= What is required =
The answer must consist of every line in the records that contains the word "upload".

START Dataset excerpts

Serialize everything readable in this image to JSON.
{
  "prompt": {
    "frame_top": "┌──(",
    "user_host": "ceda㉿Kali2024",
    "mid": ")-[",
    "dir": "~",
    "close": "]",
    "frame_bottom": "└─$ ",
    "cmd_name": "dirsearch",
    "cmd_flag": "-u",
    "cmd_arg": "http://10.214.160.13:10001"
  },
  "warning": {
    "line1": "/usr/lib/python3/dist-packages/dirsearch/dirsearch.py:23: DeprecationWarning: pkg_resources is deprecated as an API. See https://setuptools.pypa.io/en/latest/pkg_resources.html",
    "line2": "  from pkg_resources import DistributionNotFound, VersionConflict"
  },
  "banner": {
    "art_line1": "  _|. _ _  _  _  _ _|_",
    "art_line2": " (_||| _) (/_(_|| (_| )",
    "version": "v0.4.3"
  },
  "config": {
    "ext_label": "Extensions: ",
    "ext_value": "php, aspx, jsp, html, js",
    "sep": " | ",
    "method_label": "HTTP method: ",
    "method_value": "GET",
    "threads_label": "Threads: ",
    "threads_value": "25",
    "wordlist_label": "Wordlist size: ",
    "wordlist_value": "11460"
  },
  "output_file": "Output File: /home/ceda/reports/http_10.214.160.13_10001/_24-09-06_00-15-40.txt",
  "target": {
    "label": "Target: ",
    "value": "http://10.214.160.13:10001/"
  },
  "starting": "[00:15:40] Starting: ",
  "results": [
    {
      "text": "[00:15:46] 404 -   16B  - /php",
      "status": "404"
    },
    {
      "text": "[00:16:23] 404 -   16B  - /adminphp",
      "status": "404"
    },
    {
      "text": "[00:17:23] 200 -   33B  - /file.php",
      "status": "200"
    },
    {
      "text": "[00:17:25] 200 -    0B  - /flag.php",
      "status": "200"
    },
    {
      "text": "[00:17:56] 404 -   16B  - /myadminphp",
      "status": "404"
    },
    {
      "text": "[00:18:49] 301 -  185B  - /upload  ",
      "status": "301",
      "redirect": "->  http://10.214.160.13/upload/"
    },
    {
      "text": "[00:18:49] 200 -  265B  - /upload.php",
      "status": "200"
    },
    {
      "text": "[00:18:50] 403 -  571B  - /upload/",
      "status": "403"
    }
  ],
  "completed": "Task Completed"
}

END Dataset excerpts

= Written answer =
      "text": "[00:18:49] 301 -  185B  - /upload  ",
      "redirect": "->  http://10.214.160.13/upload/"
      "text": "[00:18:49] 200 -  265B  - /upload.php",
      "text": "[00:18:50] 403 -  571B  - /upload/",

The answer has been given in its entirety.